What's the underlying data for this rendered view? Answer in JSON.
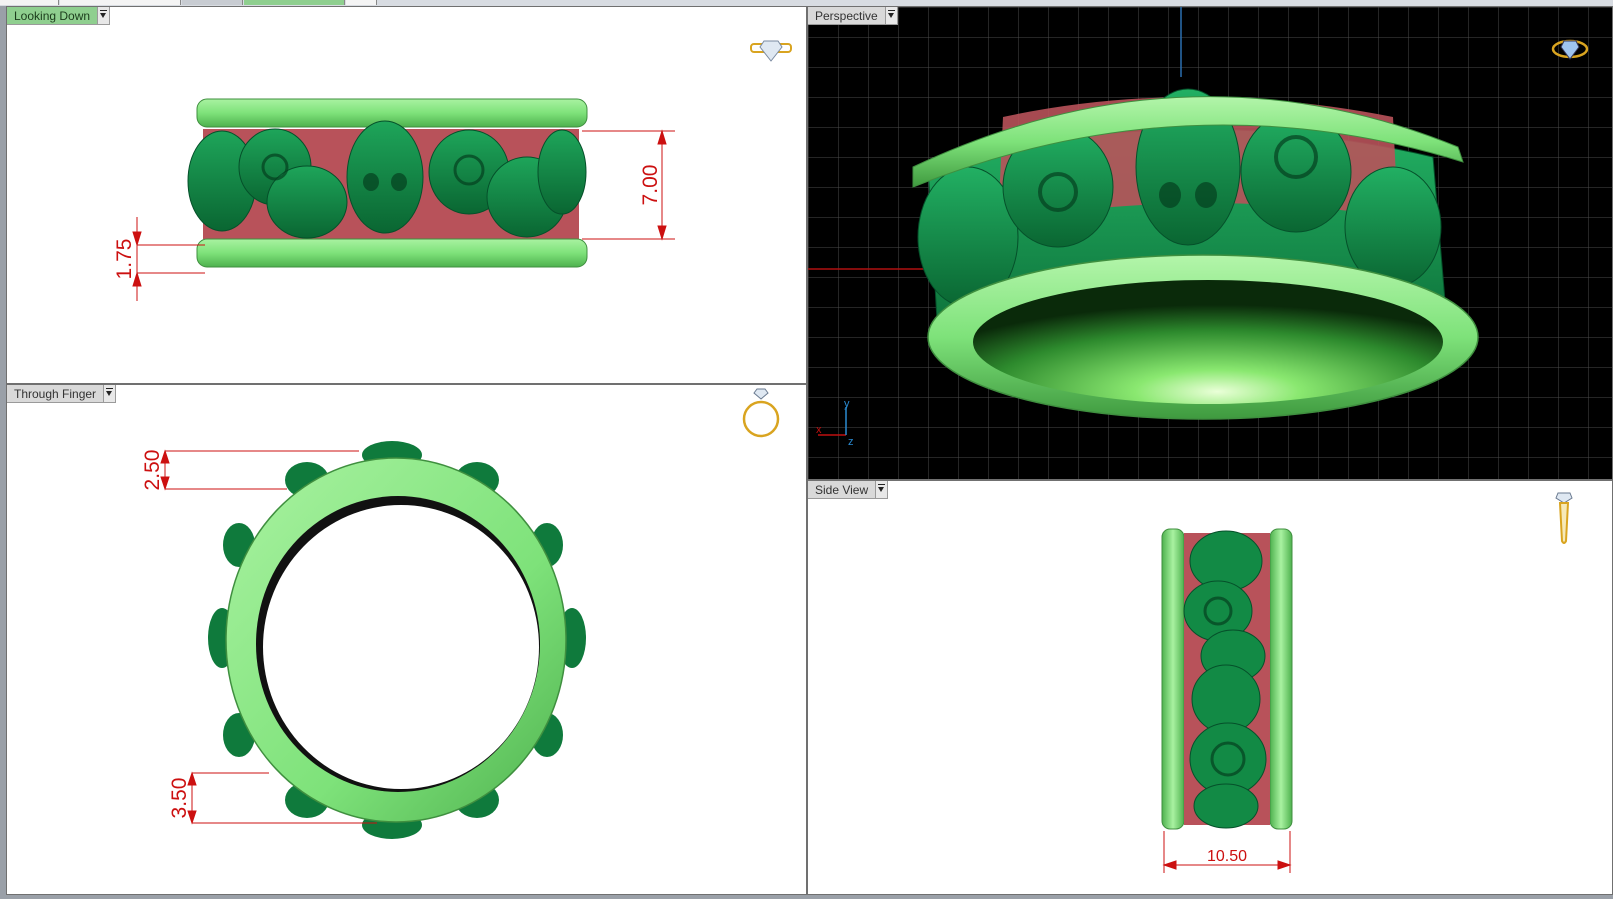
{
  "viewports": {
    "looking_down": {
      "title": "Looking Down",
      "active": true,
      "dims": {
        "band_height": "7.00",
        "rim_width": "1.75"
      }
    },
    "perspective": {
      "title": "Perspective",
      "axes": {
        "y": "y",
        "x": "x",
        "z": "z"
      }
    },
    "through_finger": {
      "title": "Through Finger",
      "dims": {
        "top_thickness": "2.50",
        "bottom_thickness": "3.50"
      }
    },
    "side_view": {
      "title": "Side View",
      "dims": {
        "width": "10.50"
      }
    }
  },
  "colors": {
    "light_green": "#7ee27a",
    "dark_green": "#128a45",
    "recess_red": "#b8525a",
    "dimension_red": "#cc1010",
    "grid_line": "#4a4a4a",
    "viewport_bg_light": "#ffffff",
    "viewport_bg_dark": "#000000"
  },
  "icons": {
    "looking_down": "ring-top-view-icon",
    "perspective": "ring-perspective-icon",
    "through_finger": "ring-front-view-icon",
    "side_view": "ring-side-view-icon"
  }
}
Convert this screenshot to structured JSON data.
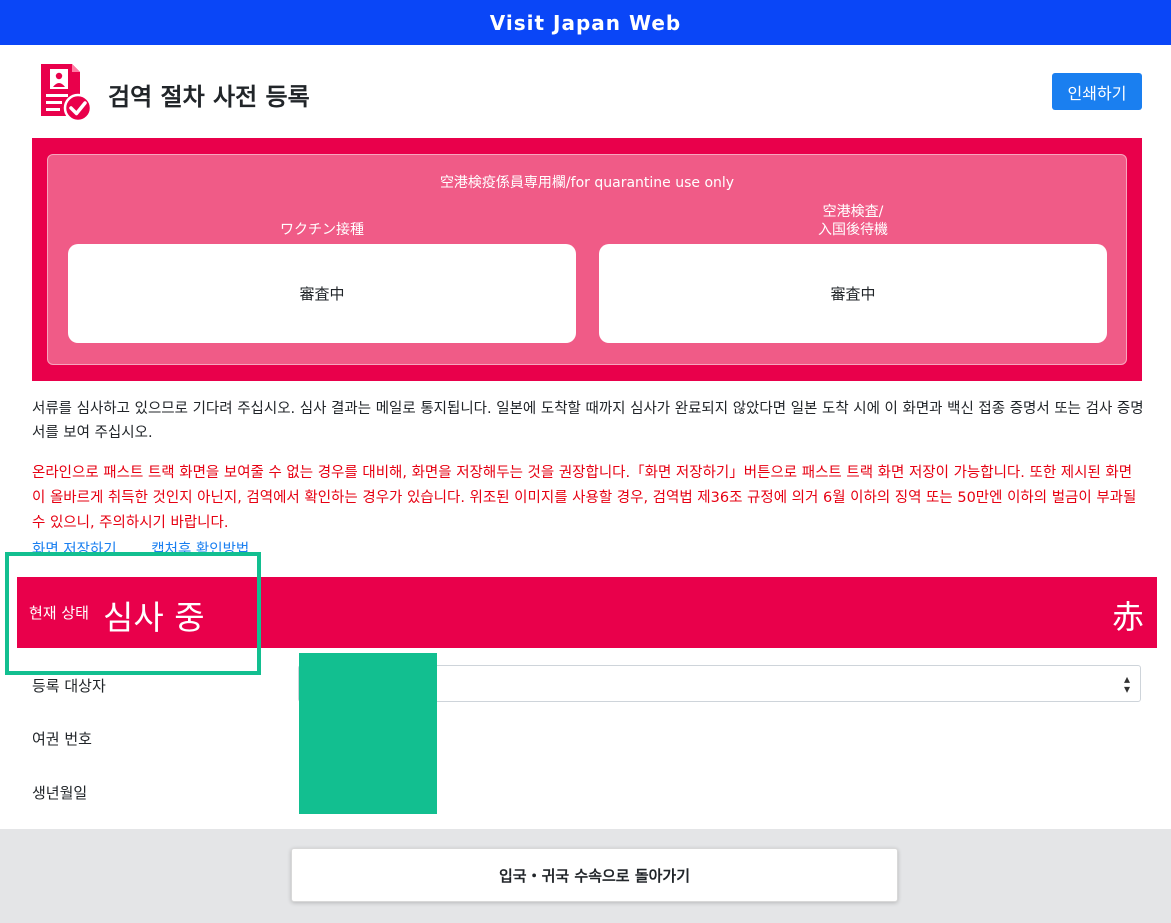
{
  "header": {
    "app_title": "Visit Japan Web"
  },
  "page": {
    "title": "검역 절차 사전 등록",
    "print_label": "인쇄하기",
    "icon": "document-check-icon"
  },
  "quarantine": {
    "title": "空港検疫係員専用欄/for quarantine use only",
    "vaccine_label": "ワクチン接種",
    "vaccine_status": "審査中",
    "inspection_label_line1": "空港検査/",
    "inspection_label_line2": "入国後待機",
    "inspection_status": "審査中"
  },
  "notice": "서류를 심사하고 있으므로 기다려 주십시오. 심사 결과는 메일로 통지됩니다. 일본에 도착할 때까지 심사가 완료되지 않았다면 일본 도착 시에 이 화면과 백신 접종 증명서 또는 검사 증명서를 보여 주십시오.",
  "warning": "온라인으로 패스트 트랙 화면을 보여줄 수 없는 경우를 대비해, 화면을 저장해두는 것을 권장합니다.「화면 저장하기」버튼으로 패스트 트랙 화면 저장이 가능합니다. 또한 제시된 화면이 올바르게 취득한 것인지 아닌지, 검역에서 확인하는 경우가 있습니다. 위조된 이미지를 사용할 경우, 검역법 제36조 규정에 의거 6월 이하의 징역 또는 50만엔 이하의 벌금이 부과될 수 있으니, 주의하시기 바랍니다.",
  "links": {
    "save_screen": "화면 저장하기",
    "capture_check": "캡처후 확인방법"
  },
  "status": {
    "label": "현재 상태",
    "value": "심사 중",
    "kanji": "赤",
    "color": "#e9004b"
  },
  "fields": {
    "registrant": "등록 대상자",
    "passport": "여권 번호",
    "birthdate": "생년월일"
  },
  "footer": {
    "back_label": "입국・귀국 수속으로 돌아가기"
  },
  "colors": {
    "brand_blue": "#0a46f7",
    "accent_red": "#e9004b",
    "warning_red": "#e60012",
    "highlight_green": "#12bf90"
  }
}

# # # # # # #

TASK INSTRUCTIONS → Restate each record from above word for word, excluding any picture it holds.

OUTPUT →
What's the underlying data for this rendered view? Answer in JSON.
{
  "viewports": {
    "looking_down": {
      "title": "Looking Down",
      "active": true,
      "dims": {
        "band_height": "7.00",
        "rim_width": "1.75"
      }
    },
    "perspective": {
      "title": "Perspective",
      "axes": {
        "y": "y",
        "x": "x",
        "z": "z"
      }
    },
    "through_finger": {
      "title": "Through Finger",
      "dims": {
        "top_thickness": "2.50",
        "bottom_thickness": "3.50"
      }
    },
    "side_view": {
      "title": "Side View",
      "dims": {
        "width": "10.50"
      }
    }
  },
  "colors": {
    "light_green": "#7ee27a",
    "dark_green": "#128a45",
    "recess_red": "#b8525a",
    "dimension_red": "#cc1010",
    "grid_line": "#4a4a4a",
    "viewport_bg_light": "#ffffff",
    "viewport_bg_dark": "#000000"
  },
  "icons": {
    "looking_down": "ring-top-view-icon",
    "perspective": "ring-perspective-icon",
    "through_finger": "ring-front-view-icon",
    "side_view": "ring-side-view-icon"
  }
}
Convert this screenshot to structured JSON data.
{
  "header": {
    "app_title": "Visit Japan Web"
  },
  "page": {
    "title": "검역 절차 사전 등록",
    "print_label": "인쇄하기",
    "icon": "document-check-icon"
  },
  "quarantine": {
    "title": "空港検疫係員専用欄/for quarantine use only",
    "vaccine_label": "ワクチン接種",
    "vaccine_status": "審査中",
    "inspection_label_line1": "空港検査/",
    "inspection_label_line2": "入国後待機",
    "inspection_status": "審査中"
  },
  "notice": "서류를 심사하고 있으므로 기다려 주십시오. 심사 결과는 메일로 통지됩니다. 일본에 도착할 때까지 심사가 완료되지 않았다면 일본 도착 시에 이 화면과 백신 접종 증명서 또는 검사 증명서를 보여 주십시오.",
  "warning": "온라인으로 패스트 트랙 화면을 보여줄 수 없는 경우를 대비해, 화면을 저장해두는 것을 권장합니다.「화면 저장하기」버튼으로 패스트 트랙 화면 저장이 가능합니다. 또한 제시된 화면이 올바르게 취득한 것인지 아닌지, 검역에서 확인하는 경우가 있습니다. 위조된 이미지를 사용할 경우, 검역법 제36조 규정에 의거 6월 이하의 징역 또는 50만엔 이하의 벌금이 부과될 수 있으니, 주의하시기 바랍니다.",
  "links": {
    "save_screen": "화면 저장하기",
    "capture_check": "캡처후 확인방법"
  },
  "status": {
    "label": "현재 상태",
    "value": "심사 중",
    "kanji": "赤",
    "color": "#e9004b"
  },
  "fields": {
    "registrant": "등록 대상자",
    "passport": "여권 번호",
    "birthdate": "생년월일"
  },
  "footer": {
    "back_label": "입국・귀국 수속으로 돌아가기"
  },
  "colors": {
    "brand_blue": "#0a46f7",
    "accent_red": "#e9004b",
    "warning_red": "#e60012",
    "highlight_green": "#12bf90"
  }
}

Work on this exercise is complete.